#### Material provided

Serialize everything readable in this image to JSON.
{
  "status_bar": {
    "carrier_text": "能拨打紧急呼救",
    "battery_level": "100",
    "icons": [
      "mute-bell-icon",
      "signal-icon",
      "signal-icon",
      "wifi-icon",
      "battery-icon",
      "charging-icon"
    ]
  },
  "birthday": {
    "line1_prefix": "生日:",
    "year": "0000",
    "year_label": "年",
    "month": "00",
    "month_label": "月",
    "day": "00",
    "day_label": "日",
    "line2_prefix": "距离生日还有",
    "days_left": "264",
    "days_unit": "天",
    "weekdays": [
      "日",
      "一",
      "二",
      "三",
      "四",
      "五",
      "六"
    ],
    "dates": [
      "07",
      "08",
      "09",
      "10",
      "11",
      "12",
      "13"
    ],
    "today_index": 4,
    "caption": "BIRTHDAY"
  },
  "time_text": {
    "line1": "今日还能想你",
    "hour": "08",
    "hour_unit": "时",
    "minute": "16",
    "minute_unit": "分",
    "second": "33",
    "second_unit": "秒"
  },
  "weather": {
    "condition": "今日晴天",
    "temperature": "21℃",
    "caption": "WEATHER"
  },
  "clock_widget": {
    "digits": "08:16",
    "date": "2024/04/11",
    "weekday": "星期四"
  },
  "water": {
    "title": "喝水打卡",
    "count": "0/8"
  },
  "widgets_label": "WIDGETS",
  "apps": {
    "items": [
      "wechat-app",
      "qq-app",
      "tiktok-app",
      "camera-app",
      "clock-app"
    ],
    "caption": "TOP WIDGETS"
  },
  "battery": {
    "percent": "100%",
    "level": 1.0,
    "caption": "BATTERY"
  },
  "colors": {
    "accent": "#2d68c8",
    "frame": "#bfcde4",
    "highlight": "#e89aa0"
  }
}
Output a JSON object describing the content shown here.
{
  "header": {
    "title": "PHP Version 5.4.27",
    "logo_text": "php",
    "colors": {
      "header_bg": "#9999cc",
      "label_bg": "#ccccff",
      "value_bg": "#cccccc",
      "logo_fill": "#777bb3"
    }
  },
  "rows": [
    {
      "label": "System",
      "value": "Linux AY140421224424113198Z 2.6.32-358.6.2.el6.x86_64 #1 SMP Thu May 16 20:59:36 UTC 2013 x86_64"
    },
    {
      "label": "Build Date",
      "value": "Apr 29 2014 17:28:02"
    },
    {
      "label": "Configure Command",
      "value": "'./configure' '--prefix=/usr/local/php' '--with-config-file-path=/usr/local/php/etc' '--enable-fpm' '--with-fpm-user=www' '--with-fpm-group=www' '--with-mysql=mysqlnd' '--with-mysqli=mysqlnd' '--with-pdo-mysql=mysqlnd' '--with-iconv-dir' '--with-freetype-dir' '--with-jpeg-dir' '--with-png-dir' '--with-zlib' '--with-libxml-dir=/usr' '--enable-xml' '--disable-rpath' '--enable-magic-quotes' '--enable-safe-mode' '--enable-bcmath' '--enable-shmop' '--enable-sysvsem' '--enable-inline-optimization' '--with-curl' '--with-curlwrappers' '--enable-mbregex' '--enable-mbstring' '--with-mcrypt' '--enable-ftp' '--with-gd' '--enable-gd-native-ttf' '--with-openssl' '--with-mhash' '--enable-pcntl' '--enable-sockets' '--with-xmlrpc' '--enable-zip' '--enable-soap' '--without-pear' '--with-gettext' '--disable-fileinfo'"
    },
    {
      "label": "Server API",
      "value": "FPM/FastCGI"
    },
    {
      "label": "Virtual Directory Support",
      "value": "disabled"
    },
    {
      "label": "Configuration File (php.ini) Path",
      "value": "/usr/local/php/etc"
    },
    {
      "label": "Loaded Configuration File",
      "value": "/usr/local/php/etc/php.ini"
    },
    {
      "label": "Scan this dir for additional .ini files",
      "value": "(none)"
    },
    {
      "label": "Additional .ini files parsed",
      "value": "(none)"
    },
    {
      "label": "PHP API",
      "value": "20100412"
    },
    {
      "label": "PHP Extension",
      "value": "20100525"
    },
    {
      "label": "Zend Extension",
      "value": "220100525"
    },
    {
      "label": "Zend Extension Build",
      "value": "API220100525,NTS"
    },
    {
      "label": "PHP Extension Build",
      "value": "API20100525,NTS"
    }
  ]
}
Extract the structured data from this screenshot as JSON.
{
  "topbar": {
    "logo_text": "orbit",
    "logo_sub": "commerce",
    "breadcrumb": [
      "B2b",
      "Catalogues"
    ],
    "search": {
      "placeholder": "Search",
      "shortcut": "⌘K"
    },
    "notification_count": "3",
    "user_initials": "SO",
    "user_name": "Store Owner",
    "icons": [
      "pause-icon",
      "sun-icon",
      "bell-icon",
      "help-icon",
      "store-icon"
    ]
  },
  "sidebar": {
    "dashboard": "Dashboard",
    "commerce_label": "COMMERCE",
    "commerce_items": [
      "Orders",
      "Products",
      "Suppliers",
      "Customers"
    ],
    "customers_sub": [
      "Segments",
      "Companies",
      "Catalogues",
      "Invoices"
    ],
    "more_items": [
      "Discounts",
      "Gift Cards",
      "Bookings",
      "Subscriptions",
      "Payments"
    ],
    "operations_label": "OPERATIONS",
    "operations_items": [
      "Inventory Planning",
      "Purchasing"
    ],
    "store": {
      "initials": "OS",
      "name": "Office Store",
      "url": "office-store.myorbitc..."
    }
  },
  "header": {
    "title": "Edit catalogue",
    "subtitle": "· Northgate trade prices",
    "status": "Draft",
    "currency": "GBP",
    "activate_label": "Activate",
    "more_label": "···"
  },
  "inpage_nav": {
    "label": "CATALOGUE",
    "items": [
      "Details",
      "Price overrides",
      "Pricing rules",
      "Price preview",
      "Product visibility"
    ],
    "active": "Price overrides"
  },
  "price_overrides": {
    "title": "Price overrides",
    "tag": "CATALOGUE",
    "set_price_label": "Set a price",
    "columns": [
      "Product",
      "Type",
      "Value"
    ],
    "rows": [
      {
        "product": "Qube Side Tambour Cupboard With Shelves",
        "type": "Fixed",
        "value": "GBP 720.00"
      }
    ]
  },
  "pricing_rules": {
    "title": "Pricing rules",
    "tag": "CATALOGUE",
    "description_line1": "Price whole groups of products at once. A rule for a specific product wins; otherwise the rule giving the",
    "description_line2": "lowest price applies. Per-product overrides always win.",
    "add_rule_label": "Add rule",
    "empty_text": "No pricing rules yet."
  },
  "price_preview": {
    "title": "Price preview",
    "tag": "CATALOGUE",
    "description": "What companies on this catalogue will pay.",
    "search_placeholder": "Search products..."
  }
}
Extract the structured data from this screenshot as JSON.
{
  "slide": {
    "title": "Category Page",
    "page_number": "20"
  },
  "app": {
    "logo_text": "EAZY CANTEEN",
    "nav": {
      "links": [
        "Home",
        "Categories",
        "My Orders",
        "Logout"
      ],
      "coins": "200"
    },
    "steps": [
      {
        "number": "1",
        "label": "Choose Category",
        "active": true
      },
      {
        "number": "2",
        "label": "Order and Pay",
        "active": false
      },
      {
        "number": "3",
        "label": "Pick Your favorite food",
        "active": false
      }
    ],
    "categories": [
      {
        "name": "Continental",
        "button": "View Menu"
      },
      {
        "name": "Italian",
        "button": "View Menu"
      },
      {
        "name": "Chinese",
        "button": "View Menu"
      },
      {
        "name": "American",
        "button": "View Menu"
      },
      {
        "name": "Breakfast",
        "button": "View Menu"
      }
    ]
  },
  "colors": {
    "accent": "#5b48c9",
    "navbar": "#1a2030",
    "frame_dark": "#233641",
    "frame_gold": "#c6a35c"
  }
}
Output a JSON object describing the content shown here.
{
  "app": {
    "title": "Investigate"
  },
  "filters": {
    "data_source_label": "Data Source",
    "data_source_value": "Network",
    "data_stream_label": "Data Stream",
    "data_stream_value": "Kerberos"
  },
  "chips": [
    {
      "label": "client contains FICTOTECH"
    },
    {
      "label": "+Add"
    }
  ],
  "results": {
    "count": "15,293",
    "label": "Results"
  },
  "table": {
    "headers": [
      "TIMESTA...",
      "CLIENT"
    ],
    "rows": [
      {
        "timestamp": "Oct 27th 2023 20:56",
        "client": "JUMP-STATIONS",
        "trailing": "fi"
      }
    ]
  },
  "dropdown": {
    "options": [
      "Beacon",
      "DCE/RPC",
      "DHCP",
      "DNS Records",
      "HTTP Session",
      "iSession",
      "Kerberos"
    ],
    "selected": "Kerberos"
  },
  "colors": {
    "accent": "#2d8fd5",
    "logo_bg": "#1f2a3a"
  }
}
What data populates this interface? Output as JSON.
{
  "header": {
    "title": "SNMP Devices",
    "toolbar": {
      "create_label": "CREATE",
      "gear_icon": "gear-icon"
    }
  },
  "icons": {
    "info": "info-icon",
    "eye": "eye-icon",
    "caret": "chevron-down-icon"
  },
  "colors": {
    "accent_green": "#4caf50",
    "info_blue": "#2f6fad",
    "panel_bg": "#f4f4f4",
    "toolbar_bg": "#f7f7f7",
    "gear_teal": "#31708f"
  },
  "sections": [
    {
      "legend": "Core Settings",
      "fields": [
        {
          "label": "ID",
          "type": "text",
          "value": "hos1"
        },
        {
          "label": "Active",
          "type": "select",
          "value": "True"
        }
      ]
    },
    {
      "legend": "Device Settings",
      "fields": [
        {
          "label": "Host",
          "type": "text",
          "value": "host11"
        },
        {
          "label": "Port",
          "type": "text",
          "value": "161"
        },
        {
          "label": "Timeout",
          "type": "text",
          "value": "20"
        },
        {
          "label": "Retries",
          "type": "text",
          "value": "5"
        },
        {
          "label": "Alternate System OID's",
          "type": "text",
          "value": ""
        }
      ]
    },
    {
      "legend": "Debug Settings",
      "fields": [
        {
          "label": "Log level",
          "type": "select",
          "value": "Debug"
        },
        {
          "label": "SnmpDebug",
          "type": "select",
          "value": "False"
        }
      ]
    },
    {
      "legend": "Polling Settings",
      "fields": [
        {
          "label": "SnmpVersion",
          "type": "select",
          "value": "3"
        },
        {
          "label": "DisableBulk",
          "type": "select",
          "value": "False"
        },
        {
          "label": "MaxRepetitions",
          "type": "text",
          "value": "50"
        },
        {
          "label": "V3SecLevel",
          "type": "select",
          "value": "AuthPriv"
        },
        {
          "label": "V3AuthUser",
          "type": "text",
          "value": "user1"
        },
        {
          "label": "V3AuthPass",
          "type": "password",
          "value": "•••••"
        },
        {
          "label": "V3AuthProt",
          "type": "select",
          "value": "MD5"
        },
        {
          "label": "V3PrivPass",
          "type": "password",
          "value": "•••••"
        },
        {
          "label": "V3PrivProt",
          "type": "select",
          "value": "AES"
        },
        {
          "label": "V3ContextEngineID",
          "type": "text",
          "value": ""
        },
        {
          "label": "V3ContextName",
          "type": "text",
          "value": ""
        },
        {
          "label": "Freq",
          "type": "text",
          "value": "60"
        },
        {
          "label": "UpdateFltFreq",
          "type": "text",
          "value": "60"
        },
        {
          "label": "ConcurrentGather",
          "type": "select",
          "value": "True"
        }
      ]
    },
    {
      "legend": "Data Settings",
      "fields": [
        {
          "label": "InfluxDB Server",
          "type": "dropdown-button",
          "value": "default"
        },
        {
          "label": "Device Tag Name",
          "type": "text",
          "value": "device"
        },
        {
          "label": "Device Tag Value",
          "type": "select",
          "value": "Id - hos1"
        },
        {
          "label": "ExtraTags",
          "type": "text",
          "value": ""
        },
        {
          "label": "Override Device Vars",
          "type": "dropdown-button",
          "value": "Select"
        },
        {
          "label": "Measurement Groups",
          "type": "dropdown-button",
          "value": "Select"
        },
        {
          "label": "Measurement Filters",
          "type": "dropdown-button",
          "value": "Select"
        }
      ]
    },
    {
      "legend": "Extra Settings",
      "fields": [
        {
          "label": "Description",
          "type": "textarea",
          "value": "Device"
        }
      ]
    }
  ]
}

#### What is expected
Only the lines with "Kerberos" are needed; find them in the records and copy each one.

#### Reply to the exercise
    "data_stream_value": "Kerberos"
      "Kerberos"
    "selected": "Kerberos"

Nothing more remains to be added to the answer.